So while we watched the splendid boats sail down the river, accompanied by sycophantic television presenters, fawning over a very rich and privileged family at a distance, people who had no choice in the matter, for fear of being plunged into even more desperate straits, were treated like this, as if they were enforced labour:
This is how our government and its appointed agencies behave, during a celebration of nationhood and jubilation at the reign of a monarch. Austerity in action.

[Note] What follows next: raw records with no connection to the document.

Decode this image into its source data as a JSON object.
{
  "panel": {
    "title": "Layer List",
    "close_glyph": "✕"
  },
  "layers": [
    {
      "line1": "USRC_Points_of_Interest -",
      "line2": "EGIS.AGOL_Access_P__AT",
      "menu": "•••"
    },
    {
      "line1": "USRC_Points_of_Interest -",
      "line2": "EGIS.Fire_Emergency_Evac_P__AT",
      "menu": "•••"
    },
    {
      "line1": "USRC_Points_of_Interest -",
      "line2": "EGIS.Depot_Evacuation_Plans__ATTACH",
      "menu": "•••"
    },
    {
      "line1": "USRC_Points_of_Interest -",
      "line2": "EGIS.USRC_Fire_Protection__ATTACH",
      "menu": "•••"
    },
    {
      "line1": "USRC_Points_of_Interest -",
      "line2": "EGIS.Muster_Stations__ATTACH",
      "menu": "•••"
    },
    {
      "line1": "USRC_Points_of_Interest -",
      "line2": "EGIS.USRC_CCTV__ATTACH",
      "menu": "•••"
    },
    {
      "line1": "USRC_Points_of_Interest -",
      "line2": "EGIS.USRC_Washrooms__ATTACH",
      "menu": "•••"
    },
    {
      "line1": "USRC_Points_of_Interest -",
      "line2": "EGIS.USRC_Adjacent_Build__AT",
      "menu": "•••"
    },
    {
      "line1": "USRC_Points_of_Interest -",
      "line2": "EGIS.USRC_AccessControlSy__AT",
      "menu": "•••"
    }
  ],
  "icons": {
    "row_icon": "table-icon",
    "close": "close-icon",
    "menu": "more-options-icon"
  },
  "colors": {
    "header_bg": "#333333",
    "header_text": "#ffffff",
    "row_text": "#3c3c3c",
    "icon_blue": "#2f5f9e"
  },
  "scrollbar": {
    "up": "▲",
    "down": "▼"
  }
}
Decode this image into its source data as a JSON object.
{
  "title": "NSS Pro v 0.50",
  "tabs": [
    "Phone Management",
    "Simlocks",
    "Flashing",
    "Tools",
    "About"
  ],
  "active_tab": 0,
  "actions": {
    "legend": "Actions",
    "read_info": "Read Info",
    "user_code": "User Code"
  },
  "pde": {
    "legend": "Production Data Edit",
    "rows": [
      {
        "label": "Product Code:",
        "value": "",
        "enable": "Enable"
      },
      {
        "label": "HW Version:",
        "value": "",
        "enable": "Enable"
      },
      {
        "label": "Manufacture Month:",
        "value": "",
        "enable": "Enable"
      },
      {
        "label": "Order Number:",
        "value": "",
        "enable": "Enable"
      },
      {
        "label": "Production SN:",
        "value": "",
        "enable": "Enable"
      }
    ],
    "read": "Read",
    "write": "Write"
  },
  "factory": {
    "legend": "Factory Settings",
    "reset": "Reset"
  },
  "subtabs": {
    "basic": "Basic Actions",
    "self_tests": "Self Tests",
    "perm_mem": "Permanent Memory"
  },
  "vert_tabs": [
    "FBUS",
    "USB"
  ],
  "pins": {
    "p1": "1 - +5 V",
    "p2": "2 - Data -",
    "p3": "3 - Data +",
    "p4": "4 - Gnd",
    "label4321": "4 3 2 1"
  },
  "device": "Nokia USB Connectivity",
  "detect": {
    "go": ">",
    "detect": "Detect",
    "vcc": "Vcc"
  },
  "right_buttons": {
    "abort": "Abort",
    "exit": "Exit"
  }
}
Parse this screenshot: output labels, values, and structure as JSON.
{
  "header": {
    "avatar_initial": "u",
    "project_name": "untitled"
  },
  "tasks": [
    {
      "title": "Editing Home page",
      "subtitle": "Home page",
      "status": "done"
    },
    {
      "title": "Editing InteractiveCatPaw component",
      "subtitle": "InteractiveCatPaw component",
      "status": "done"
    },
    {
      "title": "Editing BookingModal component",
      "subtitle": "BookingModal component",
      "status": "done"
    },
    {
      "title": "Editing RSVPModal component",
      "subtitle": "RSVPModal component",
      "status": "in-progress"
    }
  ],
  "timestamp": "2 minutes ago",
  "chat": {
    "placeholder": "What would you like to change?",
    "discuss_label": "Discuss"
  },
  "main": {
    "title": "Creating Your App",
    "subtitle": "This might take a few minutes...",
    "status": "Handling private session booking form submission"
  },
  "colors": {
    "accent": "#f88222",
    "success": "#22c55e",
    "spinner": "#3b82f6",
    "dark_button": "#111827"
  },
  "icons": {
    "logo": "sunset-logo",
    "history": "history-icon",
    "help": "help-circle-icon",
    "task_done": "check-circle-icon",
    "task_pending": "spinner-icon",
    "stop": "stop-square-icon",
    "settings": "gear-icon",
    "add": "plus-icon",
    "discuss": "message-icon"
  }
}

Artists have tremendous power, which they rarely use. They have the skills needed to create the narrative and agenda for thought. Without artists, the powerful have little ability in this. Artists, therefore, hold all the cards. They are the gatekeepers of thought. What they say and show can profoundly influence everybody. With such a power, they should be making a positive difference to the world, not kowtowing to the wealthy, to line their own pockets, at the expense of everybody else. Artists can and should use their imaginations to propose alternative possibilities and to create new, positive myths about how things could be. Not to fool the populace, but to inspire them to bring that better future into being. Imagination and emotionally affecting communication is what artists do best. They can envision a brighter future and influence everybody else to bring it into existence.

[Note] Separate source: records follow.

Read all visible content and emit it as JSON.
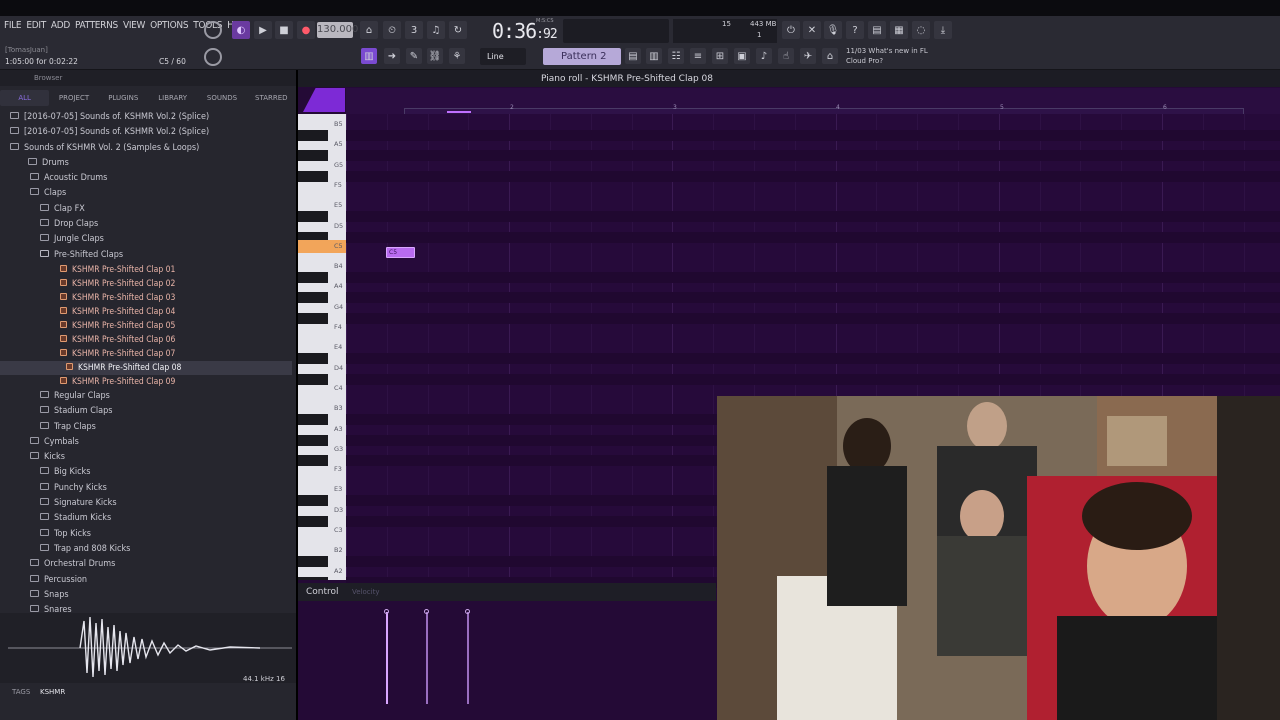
{
  "menu": [
    "FILE",
    "EDIT",
    "ADD",
    "PATTERNS",
    "VIEW",
    "OPTIONS",
    "TOOLS",
    "HELP"
  ],
  "hint": {
    "user": "[TomasJuan]",
    "time": "1:05:00 for 0:02:22",
    "note": "C5 / 60"
  },
  "transport": {
    "tempo": "130.000",
    "time_main": "0:36",
    "time_frac": ":92",
    "mscs": "M:S:CS"
  },
  "meters": {
    "cpu": "15",
    "memory": "443 MB",
    "polyphony": "1"
  },
  "snap": {
    "label": "Line"
  },
  "pattern": {
    "label": "Pattern 2"
  },
  "news": {
    "line1": "11/03  What's new in FL",
    "line2": "Cloud Pro?"
  },
  "browser": {
    "title": "Browser",
    "tabs": [
      "ALL",
      "PROJECT",
      "PLUGINS",
      "LIBRARY",
      "SOUNDS",
      "STARRED"
    ],
    "tree": [
      {
        "label": "[2016-07-05] Sounds of. KSHMR Vol.2 (Splice)",
        "indent": 0,
        "type": "folder"
      },
      {
        "label": "[2016-07-05] Sounds of. KSHMR Vol.2 (Splice)",
        "indent": 0,
        "type": "folder"
      },
      {
        "label": "Sounds of KSHMR Vol. 2 (Samples & Loops)",
        "indent": 1,
        "type": "folder"
      },
      {
        "label": "Drums",
        "indent": 2,
        "type": "folder"
      },
      {
        "label": "Acoustic Drums",
        "indent": 3,
        "type": "folder"
      },
      {
        "label": "Claps",
        "indent": 3,
        "type": "folder"
      },
      {
        "label": "Clap FX",
        "indent": 4,
        "type": "folder"
      },
      {
        "label": "Drop Claps",
        "indent": 4,
        "type": "folder"
      },
      {
        "label": "Jungle Claps",
        "indent": 4,
        "type": "folder"
      },
      {
        "label": "Pre-Shifted Claps",
        "indent": 4,
        "type": "folder",
        "open": true
      },
      {
        "label": "KSHMR Pre-Shifted Clap 01",
        "indent": 5,
        "type": "file"
      },
      {
        "label": "KSHMR Pre-Shifted Clap 02",
        "indent": 5,
        "type": "file"
      },
      {
        "label": "KSHMR Pre-Shifted Clap 03",
        "indent": 5,
        "type": "file"
      },
      {
        "label": "KSHMR Pre-Shifted Clap 04",
        "indent": 5,
        "type": "file"
      },
      {
        "label": "KSHMR Pre-Shifted Clap 05",
        "indent": 5,
        "type": "file"
      },
      {
        "label": "KSHMR Pre-Shifted Clap 06",
        "indent": 5,
        "type": "file"
      },
      {
        "label": "KSHMR Pre-Shifted Clap 07",
        "indent": 5,
        "type": "file"
      },
      {
        "label": "KSHMR Pre-Shifted Clap 08",
        "indent": 6,
        "type": "file",
        "selected": true
      },
      {
        "label": "KSHMR Pre-Shifted Clap 09",
        "indent": 5,
        "type": "file"
      },
      {
        "label": "Regular Claps",
        "indent": 4,
        "type": "folder"
      },
      {
        "label": "Stadium Claps",
        "indent": 4,
        "type": "folder"
      },
      {
        "label": "Trap Claps",
        "indent": 4,
        "type": "folder"
      },
      {
        "label": "Cymbals",
        "indent": 3,
        "type": "folder"
      },
      {
        "label": "Kicks",
        "indent": 3,
        "type": "folder"
      },
      {
        "label": "Big Kicks",
        "indent": 4,
        "type": "folder"
      },
      {
        "label": "Punchy Kicks",
        "indent": 4,
        "type": "folder"
      },
      {
        "label": "Signature Kicks",
        "indent": 4,
        "type": "folder"
      },
      {
        "label": "Stadium Kicks",
        "indent": 4,
        "type": "folder"
      },
      {
        "label": "Top Kicks",
        "indent": 4,
        "type": "folder"
      },
      {
        "label": "Trap and 808 Kicks",
        "indent": 4,
        "type": "folder"
      },
      {
        "label": "Orchestral Drums",
        "indent": 3,
        "type": "folder"
      },
      {
        "label": "Percussion",
        "indent": 3,
        "type": "folder"
      },
      {
        "label": "Snaps",
        "indent": 3,
        "type": "folder"
      },
      {
        "label": "Snares",
        "indent": 3,
        "type": "folder"
      }
    ],
    "sample_info": "44.1 kHz 16",
    "tags_label": "TAGS",
    "tags_value": "KSHMR"
  },
  "pianoroll": {
    "title": "Piano roll - KSHMR Pre-Shifted Clap 08",
    "ruler": [
      "2",
      "3",
      "4",
      "5",
      "6"
    ],
    "keys": [
      "B5",
      "A5",
      "G5",
      "F5",
      "E5",
      "D5",
      "C5",
      "B4",
      "A4",
      "G4",
      "F4",
      "E4",
      "D4",
      "C4",
      "B3",
      "A3",
      "G3",
      "F3",
      "E3",
      "D3",
      "C3",
      "B2",
      "A2"
    ],
    "note_label": "C5",
    "control_label": "Control",
    "control_sub": "Velocity"
  },
  "colors": {
    "accent": "#8a3cf0",
    "grid_bg": "#260a3a",
    "note": "#b86bf0"
  }
}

If they do that, the art they create might, at first glance, appear to be superficial and trivial on the surface, but if it is part of a narrative for a better future, it speaks to a mindset that is all about creation, not destruction, possibility, not austerity and beauty, not ugliness. Isn’t that what the nation and the world needs more than anything, at present? Why celebrate a faded and increasingly irrelevant, albeit glorious past, based around a now dwindling empire, when we could unite around the goal of lifting humanity out of its self imposed misery? In order to invent poverty, we had to first invent a monetary system – a monetary system that has singularly failed to remedy what it created. Before money, everything belonged to everyone. The only trouble was there wasn’t a good way to trade the application of skills and effort. We solved one problem, but caused so many others. Maybe it’s time to redesign the economic lubricant.

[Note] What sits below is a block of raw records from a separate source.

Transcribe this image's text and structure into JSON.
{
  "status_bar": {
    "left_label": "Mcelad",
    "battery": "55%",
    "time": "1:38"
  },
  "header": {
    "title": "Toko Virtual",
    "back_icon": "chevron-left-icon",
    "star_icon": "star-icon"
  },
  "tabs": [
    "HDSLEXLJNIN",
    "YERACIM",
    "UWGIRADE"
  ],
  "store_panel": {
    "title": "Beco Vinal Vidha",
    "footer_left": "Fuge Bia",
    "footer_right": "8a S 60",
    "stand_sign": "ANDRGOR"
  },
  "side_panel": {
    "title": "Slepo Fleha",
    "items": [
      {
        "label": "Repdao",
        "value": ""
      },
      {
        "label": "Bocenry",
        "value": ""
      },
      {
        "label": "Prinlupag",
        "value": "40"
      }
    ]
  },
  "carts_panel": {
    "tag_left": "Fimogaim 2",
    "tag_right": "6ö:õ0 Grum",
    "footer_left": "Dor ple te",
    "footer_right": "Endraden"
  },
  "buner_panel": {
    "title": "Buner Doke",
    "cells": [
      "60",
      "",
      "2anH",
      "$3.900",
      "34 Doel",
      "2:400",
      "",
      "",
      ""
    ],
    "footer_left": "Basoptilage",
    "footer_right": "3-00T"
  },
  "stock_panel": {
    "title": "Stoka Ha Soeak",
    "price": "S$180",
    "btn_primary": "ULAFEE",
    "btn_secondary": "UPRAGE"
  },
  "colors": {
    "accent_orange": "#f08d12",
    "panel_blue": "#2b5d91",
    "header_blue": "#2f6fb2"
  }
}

I’m aware that this entire post will be dismissed by some as curmudgeonly grumpiness by an anti-monarchist. That is not true. Enjoyment is a very important part of life and I am not against a nation relaxing and partying. In fact, I think it’s essential. However, I don’t think we should adopt a position of perpetual hedonism, superficiality and false positivity, simply to avoid the hard work of having the make the world a better place to exist in. We’ve been neglecting that task. You can see the consequences of that neglect all around you. I think attending to the problem is actually pressing and so once the bunting comes down, we had better get busy. A better reason for jubilation will be finding some effective solutions for the problems we all face.
Artists can do more than they do to imagine and inspire. They can dream up solutions and illustrate them in clear, easily grasped ways. That’s part of the artists’ stock in trade. But in order to be credible, authentic, caring artists, making artistic statements of real importance to humanity, we have to find a way to rise above the sea of superficiality. Otherwise, we’ll simply sink without a trace.
Unfortunately, I bet most people reading this post will not read the articles in the links in full or watch the videos recommended. That’s a pity. It’s sad, but probably true.
Yet I still hope not.